Title: Coal Bed Methane Content Determined with Mudlogging Methods
Speaker: William Sterling Donovan, Donovan Brothers Inc.,
Date: November 16, 2001
Publication: The Outcrop, November 2001, p. 5, 8
As the pace of Coal Bed Methane (CBM) exploration has increased, the need for an effective and economic method of formation evaluation has become apparent. Currently four methods are used as CBM formation evaluation tools. Two of these evaluation techniques rely on coring while a third involves pilot production tests. A discussion of the relative merits and the reasons for conflicting gas content results from the four evaluation techniques will be presented. Mudlogging as a method of CBM formation evaluation is reliable, quick and inexpensive. The mudlogging gas content method presented is currently being used to effectively evaluate CBM potential. Other mudlogging techniques from the use of raw data to the other simple normalization techniques are shown to be inadequate.
Data comparing initial gas and water production data to mudlogging gas content values is presented. Not all coals contain methane and large lateral variations in gas content exist in individual coal seams. 75% of the coal bed methane production in the San Juan Basin comes from 35% of the wells on 5% of the acreage. Thus, even in areas with relatively well known CBM potential, location-specific data is essential.

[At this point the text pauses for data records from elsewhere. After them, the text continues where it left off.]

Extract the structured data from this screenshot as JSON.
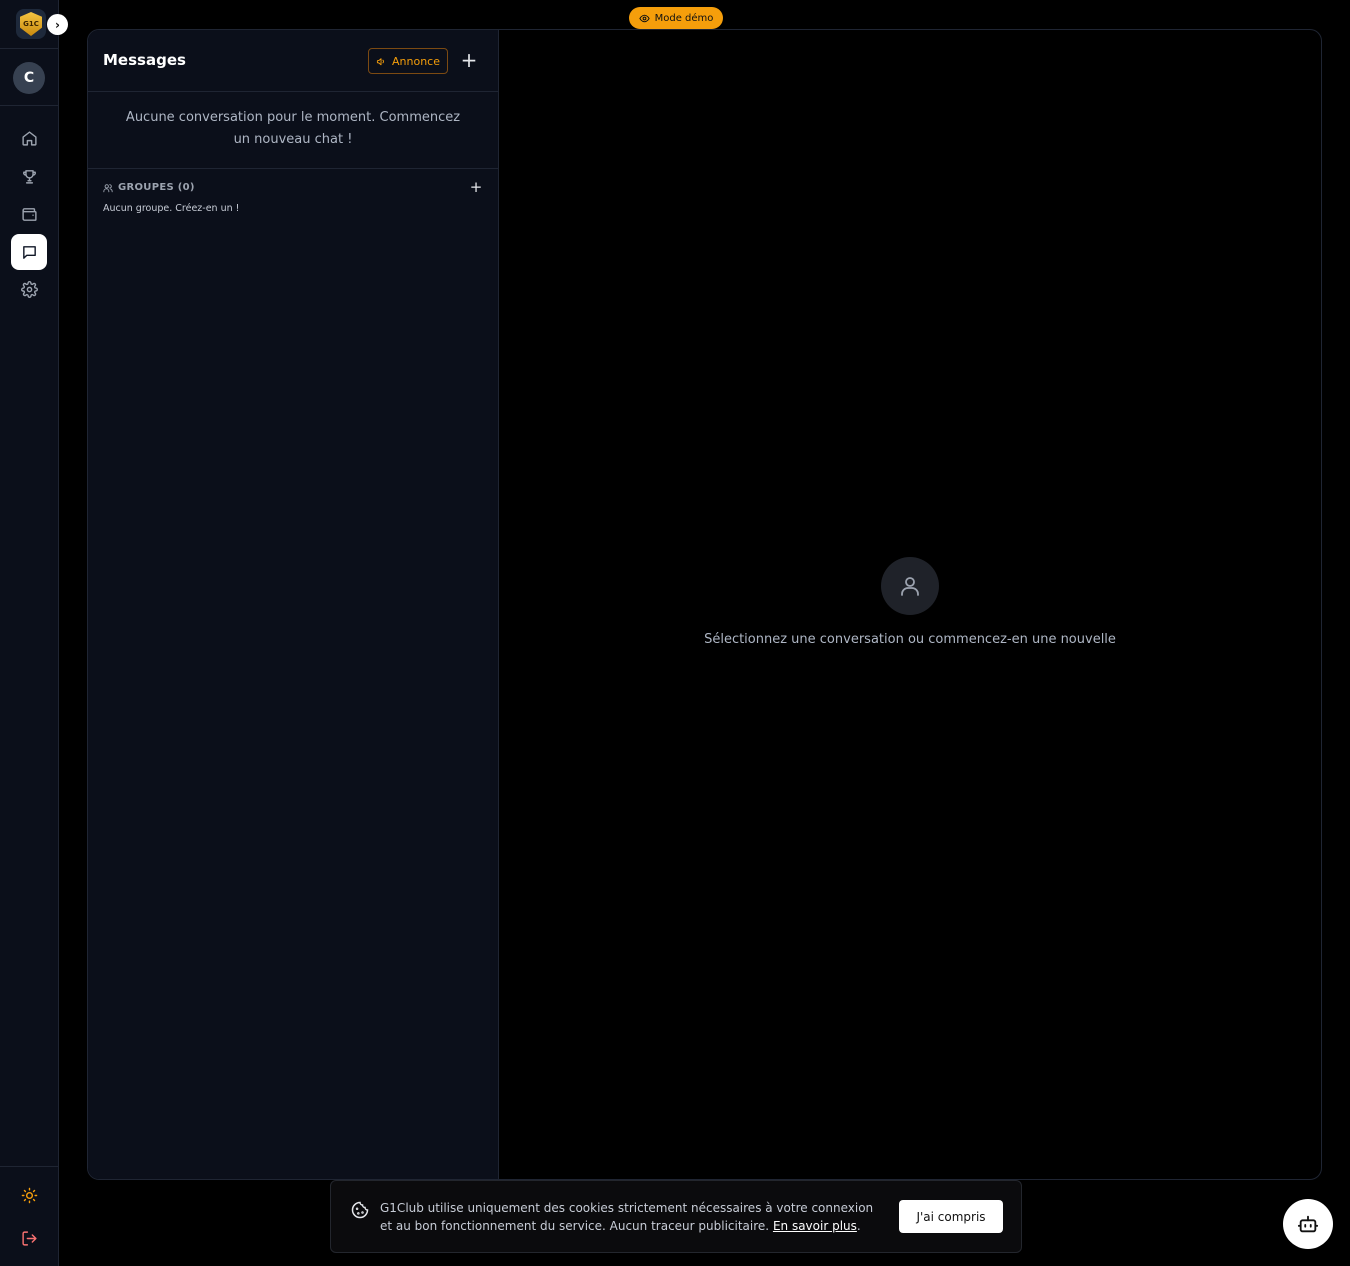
{
  "app": {
    "logo_text": "G1C",
    "avatar_initial": "C",
    "demo_label": "Mode démo"
  },
  "sidebar": {
    "items": [
      {
        "name": "home",
        "icon": "home-icon"
      },
      {
        "name": "trophy",
        "icon": "trophy-icon"
      },
      {
        "name": "wallet",
        "icon": "wallet-icon"
      },
      {
        "name": "messages",
        "icon": "chat-icon",
        "active": true
      },
      {
        "name": "settings",
        "icon": "gear-icon"
      }
    ],
    "bottom": [
      {
        "name": "theme",
        "icon": "sun-icon"
      },
      {
        "name": "logout",
        "icon": "logout-icon"
      }
    ]
  },
  "messages": {
    "title": "Messages",
    "announce_label": "Annonce",
    "empty_text": "Aucune conversation pour le moment. Commencez un nouveau chat !",
    "groups_title": "GROUPES (0)",
    "groups_empty": "Aucun groupe. Créez-en un !"
  },
  "chat": {
    "empty_text": "Sélectionnez une conversation ou commencez-en une nouvelle"
  },
  "cookie": {
    "text": "G1Club utilise uniquement des cookies strictement nécessaires à votre connexion et au bon fonctionnement du service. Aucun traceur publicitaire.",
    "link": "En savoir plus",
    "button": "J'ai compris"
  },
  "colors": {
    "accent": "#f59e0b",
    "panel_bg": "#0b0f1a",
    "background": "#000000",
    "logout": "#f87171"
  }
}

The desorption isotherm is used to determine the rapidity of desorption from cuttings. The size of the cuttings affects the desorption rate and can be determined by the drilling parameters. Bit type, rotary speed and weight on bit can be controlled to produce optimal cutting size and results. How to calculate gas content for both air and mud-drilled holes is discussed. The influence of both adsorbed gas and “free gas” on gas content measurement will be discussed. Simple methods to determine the relative contribution of adsorbed gas or free gas are presented.

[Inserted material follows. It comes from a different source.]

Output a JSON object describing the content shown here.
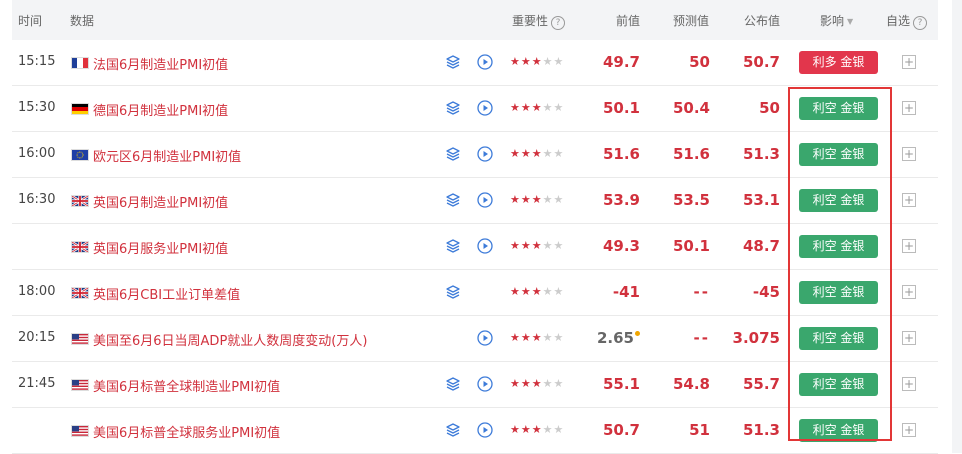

Methods to optimize the data gathered either from air drilling or mud drilling will be explored. Choosing to mud drill or air drill depends on whether the presence of gas or permeability is the key exploration parameter. Some examples of the gas readings in units for both air and mud systems will be presented to indicate the difficulty of using raw mudlogging gas data. Raw mudlogging gas readings are affected by the drilling fluid, hole size, drilling rate, compressor or mud pump rate, flow line gas loss, gas trap efficiency and gas sensor non linearity. The importance of using carbide lags to normalize these factors and other vagaries in the measurement system will be stressed.

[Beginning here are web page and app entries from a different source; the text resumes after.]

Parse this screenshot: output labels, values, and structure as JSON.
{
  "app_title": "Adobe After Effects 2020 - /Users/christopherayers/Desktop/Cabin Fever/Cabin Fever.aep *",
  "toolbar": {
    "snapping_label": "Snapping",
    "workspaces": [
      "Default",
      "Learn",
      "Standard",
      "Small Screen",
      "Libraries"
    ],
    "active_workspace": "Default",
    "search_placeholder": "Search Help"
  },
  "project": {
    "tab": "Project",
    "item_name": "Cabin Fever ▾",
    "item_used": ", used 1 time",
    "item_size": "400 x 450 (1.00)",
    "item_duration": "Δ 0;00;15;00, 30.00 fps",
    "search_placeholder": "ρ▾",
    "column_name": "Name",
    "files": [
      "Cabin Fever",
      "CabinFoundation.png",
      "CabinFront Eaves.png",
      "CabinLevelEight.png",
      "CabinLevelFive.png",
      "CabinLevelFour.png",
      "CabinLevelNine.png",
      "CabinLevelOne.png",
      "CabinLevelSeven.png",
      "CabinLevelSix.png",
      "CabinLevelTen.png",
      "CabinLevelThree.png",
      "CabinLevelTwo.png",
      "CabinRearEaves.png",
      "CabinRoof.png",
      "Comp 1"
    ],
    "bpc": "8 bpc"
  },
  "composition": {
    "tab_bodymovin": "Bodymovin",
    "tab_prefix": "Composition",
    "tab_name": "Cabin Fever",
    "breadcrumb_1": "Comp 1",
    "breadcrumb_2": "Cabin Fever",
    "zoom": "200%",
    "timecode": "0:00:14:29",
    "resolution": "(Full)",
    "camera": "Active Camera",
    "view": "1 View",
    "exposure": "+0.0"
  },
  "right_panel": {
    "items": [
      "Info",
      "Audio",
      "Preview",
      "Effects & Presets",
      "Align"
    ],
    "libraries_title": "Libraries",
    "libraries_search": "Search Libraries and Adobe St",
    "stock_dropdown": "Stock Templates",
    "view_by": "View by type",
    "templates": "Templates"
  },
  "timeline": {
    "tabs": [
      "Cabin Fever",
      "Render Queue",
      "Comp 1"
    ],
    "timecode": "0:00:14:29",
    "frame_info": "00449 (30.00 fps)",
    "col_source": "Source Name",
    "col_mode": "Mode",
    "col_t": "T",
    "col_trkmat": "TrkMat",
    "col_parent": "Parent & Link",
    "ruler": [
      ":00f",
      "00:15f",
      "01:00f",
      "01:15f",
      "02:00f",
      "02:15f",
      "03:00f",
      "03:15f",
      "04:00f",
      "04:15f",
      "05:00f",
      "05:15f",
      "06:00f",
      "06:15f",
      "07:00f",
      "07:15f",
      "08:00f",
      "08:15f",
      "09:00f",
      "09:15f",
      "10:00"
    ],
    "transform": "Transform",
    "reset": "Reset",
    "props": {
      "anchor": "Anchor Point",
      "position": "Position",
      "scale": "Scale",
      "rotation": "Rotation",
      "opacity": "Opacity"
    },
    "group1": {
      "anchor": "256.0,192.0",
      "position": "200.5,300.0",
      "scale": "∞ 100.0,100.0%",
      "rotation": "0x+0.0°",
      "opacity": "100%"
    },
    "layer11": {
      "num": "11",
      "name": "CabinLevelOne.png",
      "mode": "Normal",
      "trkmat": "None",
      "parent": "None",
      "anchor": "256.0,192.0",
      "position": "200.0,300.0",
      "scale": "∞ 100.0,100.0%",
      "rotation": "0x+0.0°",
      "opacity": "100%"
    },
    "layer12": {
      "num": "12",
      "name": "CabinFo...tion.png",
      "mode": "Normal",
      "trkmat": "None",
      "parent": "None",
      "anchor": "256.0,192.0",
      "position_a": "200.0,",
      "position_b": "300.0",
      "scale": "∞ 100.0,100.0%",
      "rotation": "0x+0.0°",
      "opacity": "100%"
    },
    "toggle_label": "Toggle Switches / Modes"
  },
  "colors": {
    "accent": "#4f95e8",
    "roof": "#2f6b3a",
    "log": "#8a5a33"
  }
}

Common operational difficulties and their solutions will be discussed. Problems include under-sized pumps and compressors, lost circulation, erratic mud pumps, balled bits, high mud viscosity and high mud gas. Generally, good drilling practices with properly sized pumps will alleviate any problems. Drilling with water or very lightly treated mud and circulating while the mud is thinned can also overcome the problems.